## Your goal
List, from the lines below, each one with "existe" in it.

........

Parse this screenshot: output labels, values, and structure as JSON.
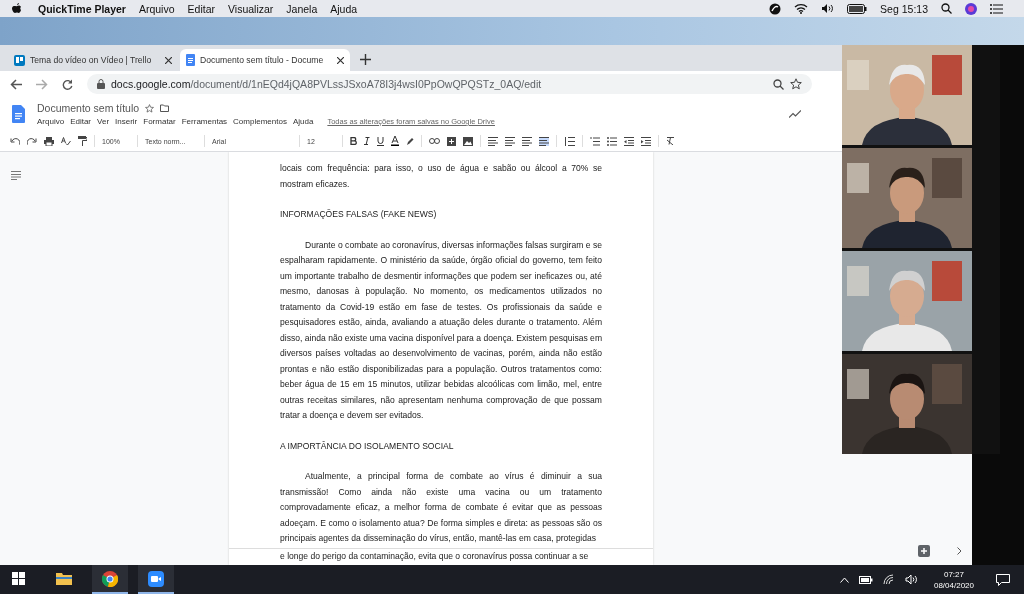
{
  "mac_menubar": {
    "app": "QuickTime Player",
    "menus": [
      "Arquivo",
      "Editar",
      "Visualizar",
      "Janela",
      "Ajuda"
    ],
    "clock": "Seg 15:13"
  },
  "browser": {
    "tabs": [
      {
        "title": "Tema do vídeo on Vídeo | Trello",
        "kind": "trello",
        "selected": false
      },
      {
        "title": "Documento sem título - Docume",
        "kind": "docs",
        "selected": true
      }
    ],
    "url_host": "docs.google.com",
    "url_path": "/document/d/1nEQd4jQA8PVLssJSxoA78I3j4wsI0PpOwQPQSTz_0AQ/edit"
  },
  "docs": {
    "title": "Documento sem título",
    "menus": [
      "Arquivo",
      "Editar",
      "Ver",
      "Inserir",
      "Formatar",
      "Ferramentas",
      "Complementos",
      "Ajuda"
    ],
    "save_status": "Todas as alterações foram salvas no Google Drive",
    "toolbar": {
      "zoom": "100%",
      "style": "Texto norm...",
      "font": "Arial",
      "size": "12"
    }
  },
  "document": [
    {
      "kind": "paragraph",
      "indent": false,
      "text": "locais com frequência: para isso, o uso de água e sabão ou álcool a 70% se mostram eficazes."
    },
    {
      "kind": "heading",
      "text": "INFORMAÇÕES FALSAS (FAKE NEWS)"
    },
    {
      "kind": "paragraph",
      "indent": true,
      "text": "Durante o combate ao coronavírus, diversas informações falsas surgiram e se espalharam rapidamente. O ministério da saúde, órgão oficial do governo, tem feito um importante trabalho de desmentir informações que podem ser ineficazes ou, até mesmo, danosas à população. No momento, os medicamentos utilizados no tratamento da Covid-19 estão em fase de testes. Os profissionais da saúde e pesquisadores estão, ainda, avaliando a atuação deles durante o tratamento. Além disso, ainda não existe uma vacina disponível para a doença. Existem pesquisas em diversos países voltadas ao desenvolvimento de vacinas, porém, ainda não estão prontas e não estão disponibilizadas para a população. Outros tratamentos como: beber água de 15 em 15 minutos, utilizar bebidas alcoólicas com limão, mel, entre outras receitas similares, não apresentam nenhuma comprovação de que possam tratar a doença e devem ser evitados."
    },
    {
      "kind": "heading",
      "text": "A IMPORTÂNCIA DO ISOLAMENTO SOCIAL"
    },
    {
      "kind": "paragraph",
      "indent": true,
      "text": "Atualmente, a principal forma de combate ao vírus é diminuir a sua transmissão! Como ainda não existe uma vacina ou um tratamento comprovadamente eficaz, a melhor forma de combate é evitar que as pessoas adoeçam. E como o isolamento atua? De forma simples e direta: as pessoas são os principais agentes da disseminação do vírus, então, mantê-las em casa, protegidas"
    },
    {
      "kind": "paragraph",
      "indent": false,
      "after_break": true,
      "text": "e longe do perigo da contaminação, evita que o coronavírus possa continuar a se"
    }
  ],
  "taskbar": {
    "apps": [
      {
        "kind": "start",
        "running": false
      },
      {
        "kind": "explorer",
        "running": false
      },
      {
        "kind": "chrome",
        "running": true
      },
      {
        "kind": "zoom",
        "running": true
      }
    ],
    "time": "07:27",
    "date": "08/04/2020"
  }
}
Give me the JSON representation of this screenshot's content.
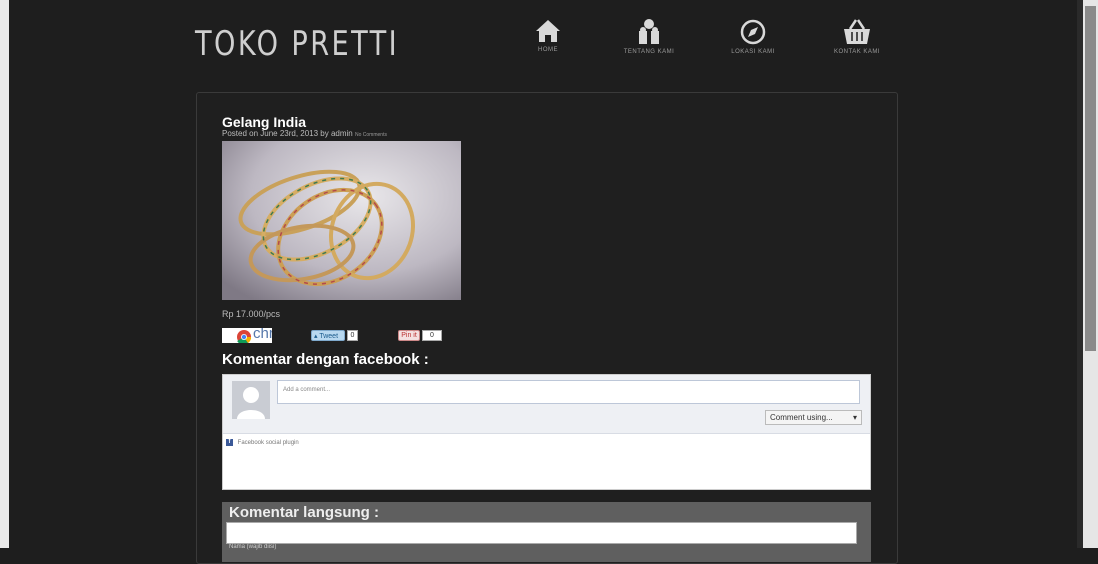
{
  "site": {
    "logo": "TOKO  PRETTI"
  },
  "nav": [
    {
      "label": "HOME",
      "icon": "home-icon"
    },
    {
      "label": "TENTANG KAMI",
      "icon": "people-icon"
    },
    {
      "label": "LOKASI KAMI",
      "icon": "compass-icon"
    },
    {
      "label": "KONTAK KAMI",
      "icon": "basket-icon"
    }
  ],
  "post": {
    "title": "Gelang India",
    "meta": "Posted on June 23rd, 2013 by admin",
    "meta_comments": "No Comments",
    "price": "Rp 17.000/pcs"
  },
  "share": {
    "chrome_text": "chr",
    "tweet_label": "Tweet",
    "tweet_count": "0",
    "pin_label": "Pin it",
    "pin_count": "0"
  },
  "facebook": {
    "heading": "Komentar dengan facebook :",
    "placeholder": "Add a comment...",
    "comment_using": "Comment using...",
    "plugin_text": "Facebook social plugin"
  },
  "direct": {
    "heading": "Komentar langsung :",
    "field_label": "Nama (wajib diisi)"
  },
  "colors": {
    "background": "#1e1e1e",
    "facebook_blue": "#3b5998",
    "nav_icon": "#d9d9d9"
  }
}
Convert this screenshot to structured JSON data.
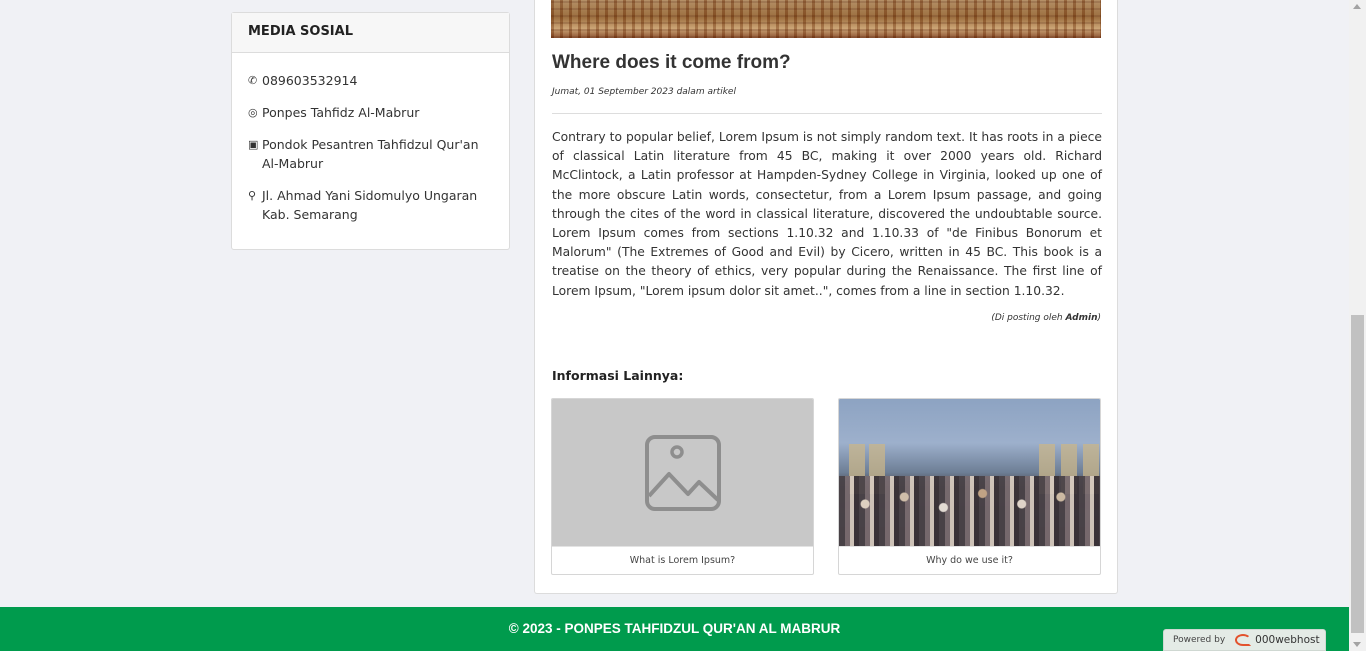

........

## Task solution
      "text": "Durante o combate ao coronavírus, diversas informações falsas surgiram e se espalharam rapidamente. O ministério da saúde, órgão oficial do governo, tem feito um importante trabalho de desmentir informações que podem ser ineficazes ou, até mesmo, danosas à população. No momento, os medicamentos utilizados no tratamento da Covid-19 estão em fase de testes. Os profissionais da saúde e pesquisadores estão, ainda, avaliando a atuação deles durante o tratamento. Além disso, ainda não existe uma vacina disponível para a doença. Existem pesquisas em diversos países voltadas ao desenvolvimento de vacinas, porém, ainda não estão prontas e não estão disponibilizadas para a população. Outros tratamentos como: beber água de 15 em 15 minutos, utilizar bebidas alcoólicas com limão, mel, entre outras receitas similares, não apresentam nenhuma comprovação de que possam tratar a doença e devem ser evitados."
      "text": "Atualmente, a principal forma de combate ao vírus é diminuir a sua transmissão! Como ainda não existe uma vacina ou um tratamento comprovadamente eficaz, a melhor forma de combate é evitar que as pessoas adoeçam. E como o isolamento atua? De forma simples e direta: as pessoas são os principais agentes da disseminação do vírus, então, mantê-las em casa, protegidas"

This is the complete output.